But what else could they do on that dark winter's day when the last of their store of grain was gone, when the trees were cut and sold, when he had sold everything, even the little they had saved from the flood, and there was nothing left except the rafters of the house they had and the garments they wore ? Was there sense in stripping the coat off one's back to feed one's belly ? Besides, the beast was starving also, since the water had covered even the grass lands, and they had had to go far afield to gather even enough to cook its bones and flesh. On that day- when he had seen the faces of his old parents set as though dead, on that day when he had heard the crying of his children and seen his little daughter dying, such a despair had seized him as made him like a man without his reason, so that he had gathered together his feeble strength and he had done what he said he never would ; he had taken the kitchen knife and gone out and killed his own beast. When he did it, even in his despair, he groaned, for it was as though he killed his own brother. To him it was the last sacrifice.

Yet it was not enough. No, they grew hungry again and there was nothing left to kill. Many of the villagers went south to other places, or they went down the river to beg 'in the great cities. But he, Liu the farmer, had never begged. Moreover, it seemed to him then that they must all die and the only comfort left was to die on their own land. His neighbour had come and begged him to set forth with them ; yes, he had even said he would carry one of the old parents on his back so that Liu might carry the other, seeing that his own old father

was already dead. But Liu had refused, and it was 'well, for in the next two days the old mother was dead, and if she had died on the way he could only have cast her by the roadside lest the others be delayed and more of them die. As it was he could put her safely into their own ground, although he had been so weak that it had taken him three days to dig a hole deep enough for her little old withered body. And then before he could get her buried he and his wife had quarrelled over the poor few clothes on the old body. His wife was a hard woman and she would have buried the old mother naked, if he had let her, so as to have the clothes for the children. But he made her leave on the inner coat and trousers ; although they were only rags after all, and when he saw the cold earth against his old mother's flesh—well, that was sorrow for a man, but it could not be helped. Three more he had buried somehow, his old father and his baby daughter and the little boy. who had never been strong.

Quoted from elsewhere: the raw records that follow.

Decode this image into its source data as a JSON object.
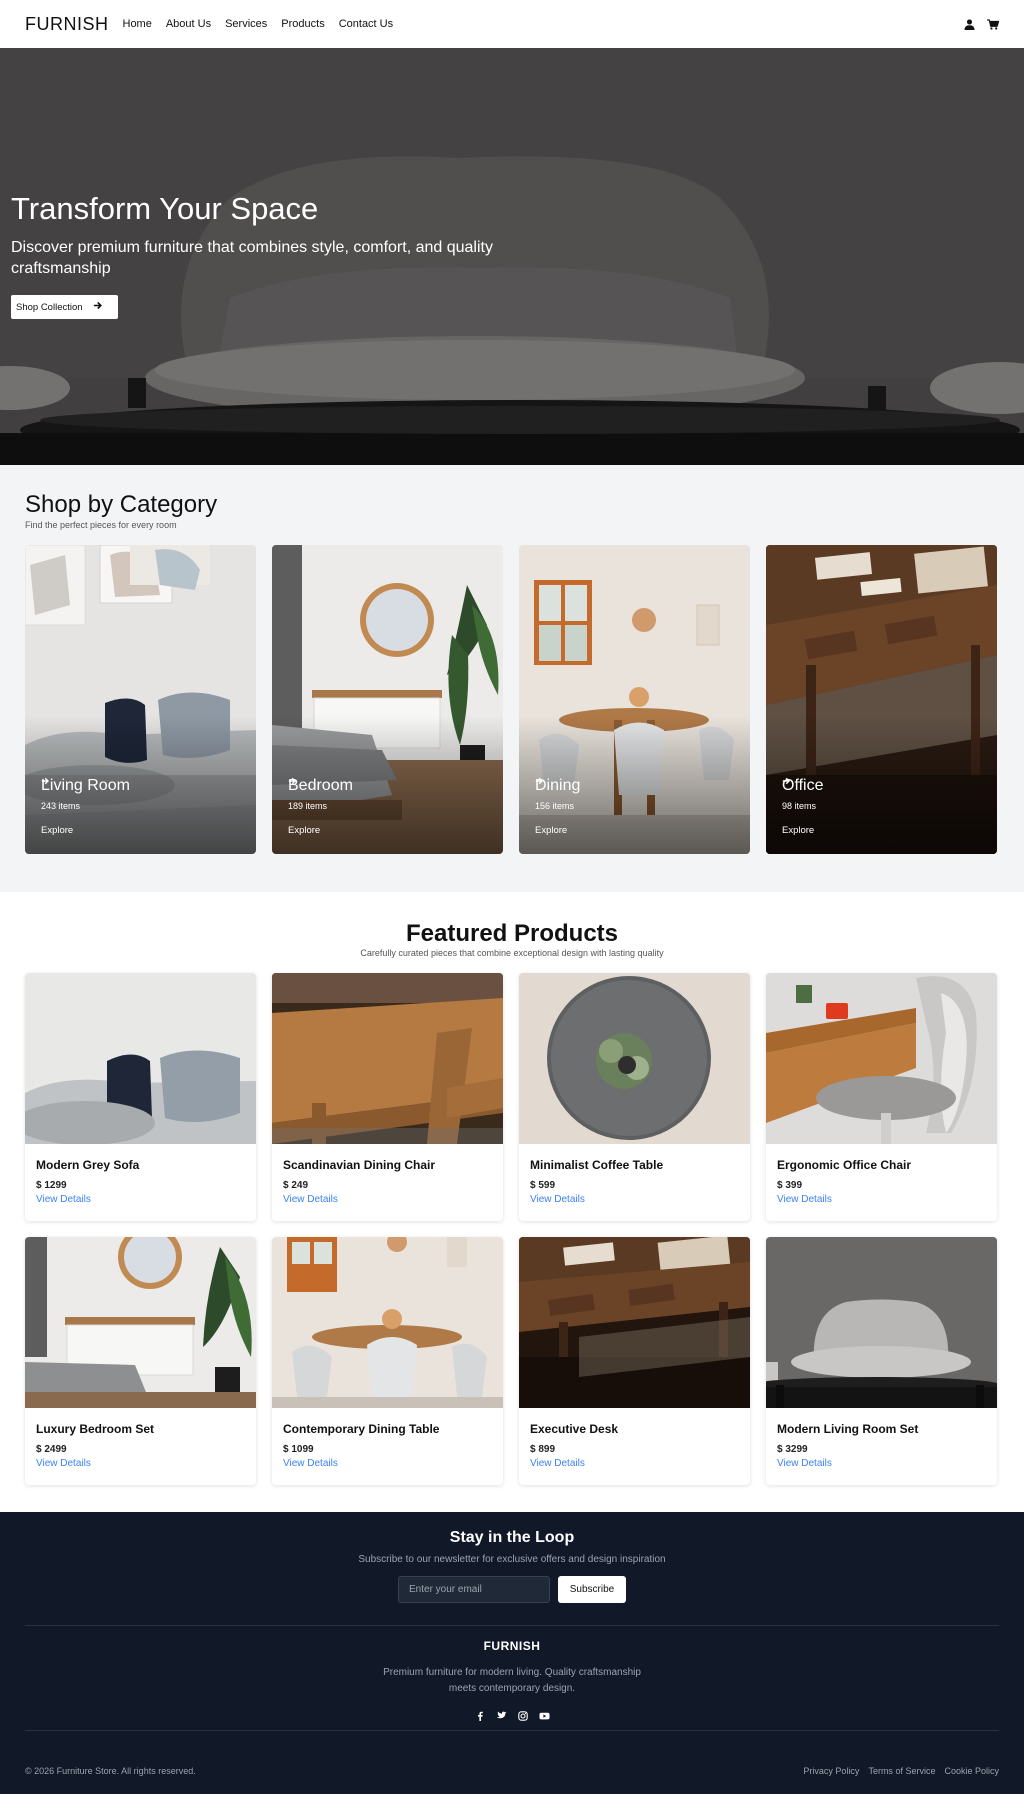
{
  "nav": {
    "brand": "FURNISH",
    "links": [
      "Home",
      "About Us",
      "Services",
      "Products",
      "Contact Us"
    ],
    "icons": [
      "user-icon",
      "cart-icon"
    ]
  },
  "hero": {
    "title": "Transform Your Space",
    "subtitle": "Discover premium furniture that combines style, comfort, and quality craftsmanship",
    "button_label": "Shop Collection"
  },
  "categories": {
    "title": "Shop by Category",
    "subtitle": "Find the perfect pieces for every room",
    "items": [
      {
        "name": "Living Room",
        "count": "243 items",
        "explore": "Explore"
      },
      {
        "name": "Bedroom",
        "count": "189 items",
        "explore": "Explore"
      },
      {
        "name": "Dining",
        "count": "156 items",
        "explore": "Explore"
      },
      {
        "name": "Office",
        "count": "98 items",
        "explore": "Explore"
      }
    ]
  },
  "featured": {
    "title": "Featured Products",
    "subtitle": "Carefully curated pieces that combine exceptional design with lasting quality",
    "products": [
      {
        "name": "Modern Grey Sofa",
        "price": "$ 1299",
        "link": "View Details"
      },
      {
        "name": "Scandinavian Dining Chair",
        "price": "$ 249",
        "link": "View Details"
      },
      {
        "name": "Minimalist Coffee Table",
        "price": "$ 599",
        "link": "View Details"
      },
      {
        "name": "Ergonomic Office Chair",
        "price": "$ 399",
        "link": "View Details"
      },
      {
        "name": "Luxury Bedroom Set",
        "price": "$ 2499",
        "link": "View Details"
      },
      {
        "name": "Contemporary Dining Table",
        "price": "$ 1099",
        "link": "View Details"
      },
      {
        "name": "Executive Desk",
        "price": "$ 899",
        "link": "View Details"
      },
      {
        "name": "Modern Living Room Set",
        "price": "$ 3299",
        "link": "View Details"
      }
    ]
  },
  "newsletter": {
    "title": "Stay in the Loop",
    "subtitle": "Subscribe to our newsletter for exclusive offers and design inspiration",
    "placeholder": "Enter your email",
    "button_label": "Subscribe"
  },
  "footer": {
    "brand": "FURNISH",
    "tagline": "Premium furniture for modern living. Quality craftsmanship meets contemporary design.",
    "social": [
      "facebook-icon",
      "twitter-icon",
      "instagram-icon",
      "youtube-icon"
    ],
    "copyright": "© 2026 Furniture Store. All rights reserved.",
    "legal": [
      "Privacy Policy",
      "Terms of Service",
      "Cookie Policy"
    ]
  },
  "colors": {
    "accent_link": "#3b82f6",
    "footer_bg": "#111827",
    "category_bg": "#f3f4f6"
  }
}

That was what the winter's famine had taken from them. It would have taken them all except that in the great pools lying everywhere, which were left from the flood, there were shrimps, and these they had eaten raw and were still eating, although they were all sick with a dysentery that would not get well. In the last day or so his wife had crawled out and dug a few sprouting dandelions. But there was no fuel and so they also were eaten raw. But the bitterness was good after the tasteless flesh of the raw shrimps. Yes, spring was coining.

He sat on heavily, looking out over his land. If he had his buffalo back, if he had his plough that they had burned for fuel, he could plough the land. But when he thought of this as he did many times every day, he felt helpless as a leaf tossed upon the flood. The buffalo was gone ; gone also his plough and every implement of wood and bamboo, and what other had he ? Sometimes in the winter he had felt grateful that at least the flood had not taken all the house as it had so many other houses. But now suddenly it came to him that he could be grateful for nothing, no, not even that he had his life left him and the life of his wife and the two older children. He felt tears come into his eyes slowly as they had not even come when he buried his old mother and saw the earth fall against her flesh, bared by the rags which had com- forted him that day. But now he Was comforted by nothing. He muttered to himself.

. "I have no seed to plant in the land. There the land lies ! I could go and claw it up with my hands if Iliad the seed and the land would bear. I know my good land. But I have no seed and the land is empty. Yes, even though spring comes, we must still starve ! "

And he looked, hopeless, into the barren spring.